EXERCISE REQUIREMENTS: Restate each line of the listing exactly, without carrying over any pictures.

SUPPLIED MATERIAL Start Marker

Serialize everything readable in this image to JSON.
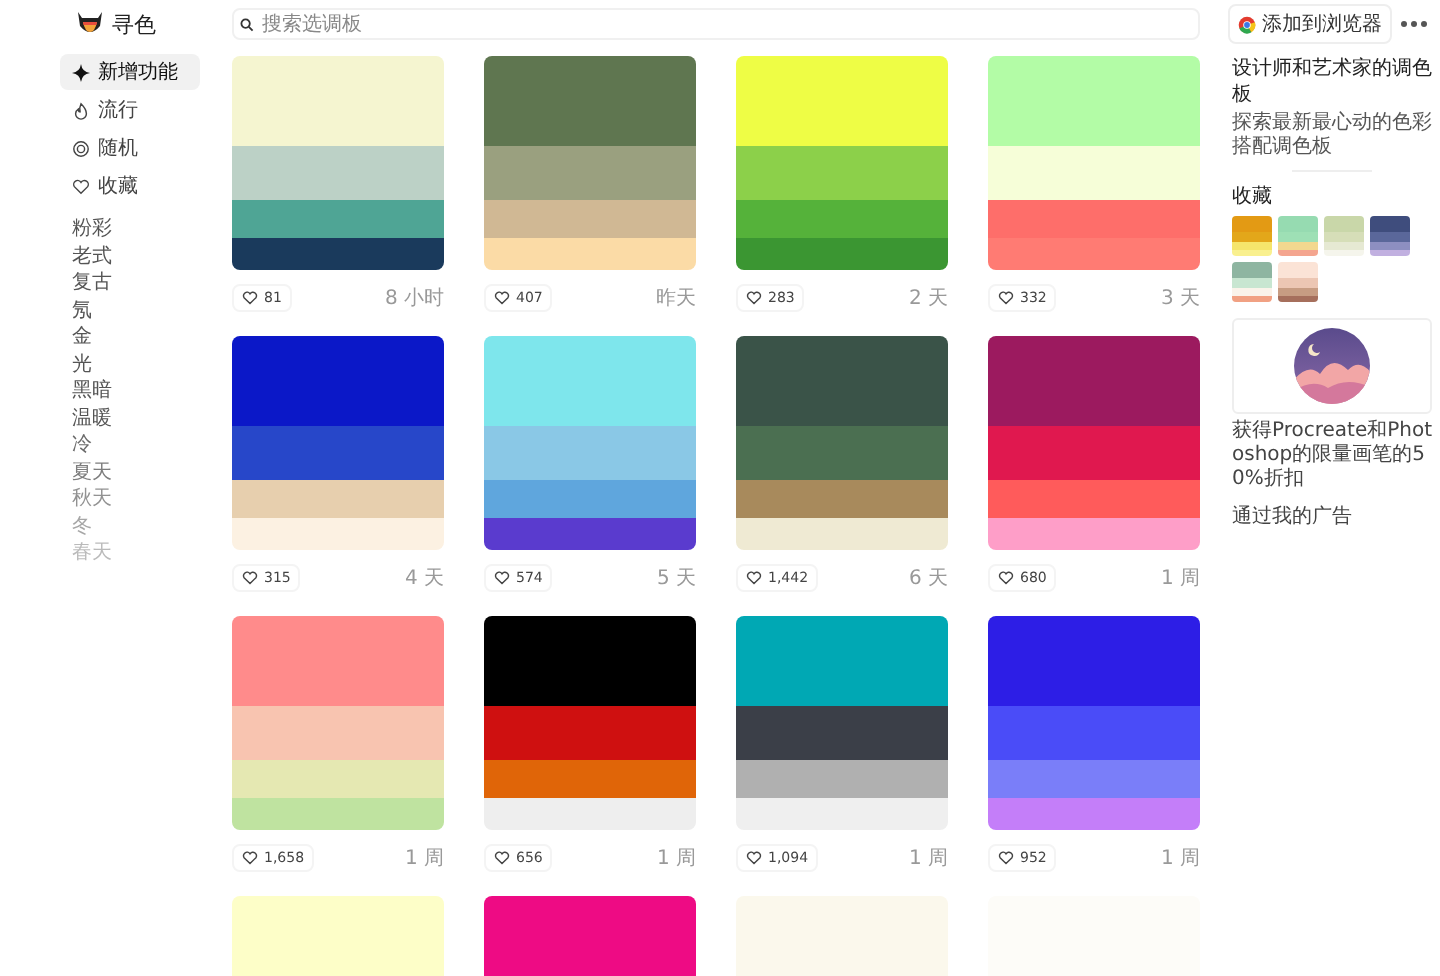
{
  "app": {
    "name": "寻色"
  },
  "search": {
    "placeholder": "搜索选调板"
  },
  "header_button": {
    "label": "添加到浏览器"
  },
  "nav": [
    {
      "label": "新增功能",
      "selected": true,
      "kind": "new"
    },
    {
      "label": "流行",
      "selected": false,
      "kind": "popular"
    },
    {
      "label": "随机",
      "selected": false,
      "kind": "random"
    },
    {
      "label": "收藏",
      "selected": false,
      "kind": "collection"
    }
  ],
  "tags": [
    "粉彩",
    "老式",
    "复古",
    "氖",
    "金",
    "光",
    "黑暗",
    "温暖",
    "冷",
    "夏天",
    "秋天",
    "冬",
    "春天"
  ],
  "palettes": [
    {
      "stripes": [
        {
          "color": "#f5f5d0"
        },
        {
          "color": "#bcd1c6"
        },
        {
          "color": "#4fa595"
        },
        {
          "color": "#1a3a5c"
        }
      ],
      "likes": "81",
      "age": "8 小时"
    },
    {
      "stripes": [
        {
          "color": "#5f7650"
        },
        {
          "color": "#9aa07f"
        },
        {
          "color": "#d0b894"
        },
        {
          "color": "#fbdba6"
        }
      ],
      "likes": "407",
      "age": "昨天"
    },
    {
      "stripes": [
        {
          "color": "#eefd45"
        },
        {
          "color": "#8cd04a"
        },
        {
          "color": "#55b23a"
        },
        {
          "color": "#3b9632"
        }
      ],
      "likes": "283",
      "age": "2 天"
    },
    {
      "stripes": [
        {
          "color": "#b3fca6"
        },
        {
          "color": "#f6fed8"
        },
        {
          "color": "#fe6e6a"
        },
        {
          "color": "#ff7b73"
        }
      ],
      "likes": "332",
      "age": "3 天"
    },
    {
      "stripes": [
        {
          "color": "#0b18c8"
        },
        {
          "color": "#2747c9"
        },
        {
          "color": "#e7cfae"
        },
        {
          "color": "#fcf1e2"
        }
      ],
      "likes": "315",
      "age": "4 天"
    },
    {
      "stripes": [
        {
          "color": "#7ee6ec"
        },
        {
          "color": "#8ac8e6"
        },
        {
          "color": "#5fa6dd"
        },
        {
          "color": "#5a3bce"
        }
      ],
      "likes": "574",
      "age": "5 天"
    },
    {
      "stripes": [
        {
          "color": "#3a5348"
        },
        {
          "color": "#4b6f51"
        },
        {
          "color": "#a88a5c"
        },
        {
          "color": "#efead3"
        }
      ],
      "likes": "1,442",
      "age": "6 天"
    },
    {
      "stripes": [
        {
          "color": "#9c1a5f"
        },
        {
          "color": "#e0184f"
        },
        {
          "color": "#ff5b5b"
        },
        {
          "color": "#fe9ec8"
        }
      ],
      "likes": "680",
      "age": "1 周"
    },
    {
      "stripes": [
        {
          "color": "#ff8b8b"
        },
        {
          "color": "#f8c4b0"
        },
        {
          "color": "#e5e8b2"
        },
        {
          "color": "#bfe3a0"
        }
      ],
      "likes": "1,658",
      "age": "1 周"
    },
    {
      "stripes": [
        {
          "color": "#000000"
        },
        {
          "color": "#cf1010"
        },
        {
          "color": "#e06508"
        },
        {
          "color": "#eeeeee"
        }
      ],
      "likes": "656",
      "age": "1 周"
    },
    {
      "stripes": [
        {
          "color": "#00a8b4"
        },
        {
          "color": "#3b3f48"
        },
        {
          "color": "#b0b0b0"
        },
        {
          "color": "#efefef"
        }
      ],
      "likes": "1,094",
      "age": "1 周"
    },
    {
      "stripes": [
        {
          "color": "#2d1ee6"
        },
        {
          "color": "#4a4cf8"
        },
        {
          "color": "#7a7ef9"
        },
        {
          "color": "#c47ef9"
        }
      ],
      "likes": "952",
      "age": "1 周"
    },
    {
      "stripes": [
        {
          "color": "#fdfec8"
        }
      ]
    },
    {
      "stripes": [
        {
          "color": "#ee0b84"
        }
      ]
    },
    {
      "stripes": [
        {
          "color": "#fbf8ec"
        }
      ]
    },
    {
      "stripes": [
        {
          "color": "#fdfcf8"
        }
      ]
    }
  ],
  "aside": {
    "title": "设计师和艺术家的调色板",
    "subtitle": "探索最新最心动的色彩搭配调色板"
  },
  "saved": {
    "title": "收藏",
    "palettes": [
      {
        "stripes": [
          {
            "color": "#e39a14"
          },
          {
            "color": "#e3a71a"
          },
          {
            "color": "#f5e56b"
          },
          {
            "color": "#f9f08f"
          }
        ]
      },
      {
        "stripes": [
          {
            "color": "#96dbb1"
          },
          {
            "color": "#9ee0b5"
          },
          {
            "color": "#f2d88f"
          },
          {
            "color": "#f4a58f"
          }
        ]
      },
      {
        "stripes": [
          {
            "color": "#c9d7a9"
          },
          {
            "color": "#d6deb8"
          },
          {
            "color": "#e6e9d3"
          },
          {
            "color": "#f5f5ec"
          }
        ]
      },
      {
        "stripes": [
          {
            "color": "#3f4d7d"
          },
          {
            "color": "#5a679a"
          },
          {
            "color": "#8d8fc1"
          },
          {
            "color": "#c1b0e0"
          }
        ]
      },
      {
        "stripes": [
          {
            "color": "#8eb5a1"
          },
          {
            "color": "#c8e6d1"
          },
          {
            "color": "#faf3ea"
          },
          {
            "color": "#f1a183"
          }
        ]
      },
      {
        "stripes": [
          {
            "color": "#fbe3d6"
          },
          {
            "color": "#ecc6b3"
          },
          {
            "color": "#c79c82"
          },
          {
            "color": "#a66f5c"
          }
        ]
      }
    ]
  },
  "ad": {
    "text": "获得Procreate和Photoshop的限量画笔的50%折扣",
    "link": "通过我的广告"
  }
}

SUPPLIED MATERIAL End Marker

YOUR RESPONSE:
Serialize everything readable in this image to JSON.
{
  "app": {
    "name": "寻色"
  },
  "search": {
    "placeholder": "搜索选调板"
  },
  "header_button": {
    "label": "添加到浏览器"
  },
  "nav": [
    {
      "label": "新增功能",
      "selected": true,
      "kind": "new"
    },
    {
      "label": "流行",
      "selected": false,
      "kind": "popular"
    },
    {
      "label": "随机",
      "selected": false,
      "kind": "random"
    },
    {
      "label": "收藏",
      "selected": false,
      "kind": "collection"
    }
  ],
  "tags": [
    "粉彩",
    "老式",
    "复古",
    "氖",
    "金",
    "光",
    "黑暗",
    "温暖",
    "冷",
    "夏天",
    "秋天",
    "冬",
    "春天"
  ],
  "palettes": [
    {
      "stripes": [
        {
          "color": "#f5f5d0"
        },
        {
          "color": "#bcd1c6"
        },
        {
          "color": "#4fa595"
        },
        {
          "color": "#1a3a5c"
        }
      ],
      "likes": "81",
      "age": "8 小时"
    },
    {
      "stripes": [
        {
          "color": "#5f7650"
        },
        {
          "color": "#9aa07f"
        },
        {
          "color": "#d0b894"
        },
        {
          "color": "#fbdba6"
        }
      ],
      "likes": "407",
      "age": "昨天"
    },
    {
      "stripes": [
        {
          "color": "#eefd45"
        },
        {
          "color": "#8cd04a"
        },
        {
          "color": "#55b23a"
        },
        {
          "color": "#3b9632"
        }
      ],
      "likes": "283",
      "age": "2 天"
    },
    {
      "stripes": [
        {
          "color": "#b3fca6"
        },
        {
          "color": "#f6fed8"
        },
        {
          "color": "#fe6e6a"
        },
        {
          "color": "#ff7b73"
        }
      ],
      "likes": "332",
      "age": "3 天"
    },
    {
      "stripes": [
        {
          "color": "#0b18c8"
        },
        {
          "color": "#2747c9"
        },
        {
          "color": "#e7cfae"
        },
        {
          "color": "#fcf1e2"
        }
      ],
      "likes": "315",
      "age": "4 天"
    },
    {
      "stripes": [
        {
          "color": "#7ee6ec"
        },
        {
          "color": "#8ac8e6"
        },
        {
          "color": "#5fa6dd"
        },
        {
          "color": "#5a3bce"
        }
      ],
      "likes": "574",
      "age": "5 天"
    },
    {
      "stripes": [
        {
          "color": "#3a5348"
        },
        {
          "color": "#4b6f51"
        },
        {
          "color": "#a88a5c"
        },
        {
          "color": "#efead3"
        }
      ],
      "likes": "1,442",
      "age": "6 天"
    },
    {
      "stripes": [
        {
          "color": "#9c1a5f"
        },
        {
          "color": "#e0184f"
        },
        {
          "color": "#ff5b5b"
        },
        {
          "color": "#fe9ec8"
        }
      ],
      "likes": "680",
      "age": "1 周"
    },
    {
      "stripes": [
        {
          "color": "#ff8b8b"
        },
        {
          "color": "#f8c4b0"
        },
        {
          "color": "#e5e8b2"
        },
        {
          "color": "#bfe3a0"
        }
      ],
      "likes": "1,658",
      "age": "1 周"
    },
    {
      "stripes": [
        {
          "color": "#000000"
        },
        {
          "color": "#cf1010"
        },
        {
          "color": "#e06508"
        },
        {
          "color": "#eeeeee"
        }
      ],
      "likes": "656",
      "age": "1 周"
    },
    {
      "stripes": [
        {
          "color": "#00a8b4"
        },
        {
          "color": "#3b3f48"
        },
        {
          "color": "#b0b0b0"
        },
        {
          "color": "#efefef"
        }
      ],
      "likes": "1,094",
      "age": "1 周"
    },
    {
      "stripes": [
        {
          "color": "#2d1ee6"
        },
        {
          "color": "#4a4cf8"
        },
        {
          "color": "#7a7ef9"
        },
        {
          "color": "#c47ef9"
        }
      ],
      "likes": "952",
      "age": "1 周"
    },
    {
      "stripes": [
        {
          "color": "#fdfec8"
        }
      ]
    },
    {
      "stripes": [
        {
          "color": "#ee0b84"
        }
      ]
    },
    {
      "stripes": [
        {
          "color": "#fbf8ec"
        }
      ]
    },
    {
      "stripes": [
        {
          "color": "#fdfcf8"
        }
      ]
    }
  ],
  "aside": {
    "title": "设计师和艺术家的调色板",
    "subtitle": "探索最新最心动的色彩搭配调色板"
  },
  "saved": {
    "title": "收藏",
    "palettes": [
      {
        "stripes": [
          {
            "color": "#e39a14"
          },
          {
            "color": "#e3a71a"
          },
          {
            "color": "#f5e56b"
          },
          {
            "color": "#f9f08f"
          }
        ]
      },
      {
        "stripes": [
          {
            "color": "#96dbb1"
          },
          {
            "color": "#9ee0b5"
          },
          {
            "color": "#f2d88f"
          },
          {
            "color": "#f4a58f"
          }
        ]
      },
      {
        "stripes": [
          {
            "color": "#c9d7a9"
          },
          {
            "color": "#d6deb8"
          },
          {
            "color": "#e6e9d3"
          },
          {
            "color": "#f5f5ec"
          }
        ]
      },
      {
        "stripes": [
          {
            "color": "#3f4d7d"
          },
          {
            "color": "#5a679a"
          },
          {
            "color": "#8d8fc1"
          },
          {
            "color": "#c1b0e0"
          }
        ]
      },
      {
        "stripes": [
          {
            "color": "#8eb5a1"
          },
          {
            "color": "#c8e6d1"
          },
          {
            "color": "#faf3ea"
          },
          {
            "color": "#f1a183"
          }
        ]
      },
      {
        "stripes": [
          {
            "color": "#fbe3d6"
          },
          {
            "color": "#ecc6b3"
          },
          {
            "color": "#c79c82"
          },
          {
            "color": "#a66f5c"
          }
        ]
      }
    ]
  },
  "ad": {
    "text": "获得Procreate和Photoshop的限量画笔的50%折扣",
    "link": "通过我的广告"
  }
}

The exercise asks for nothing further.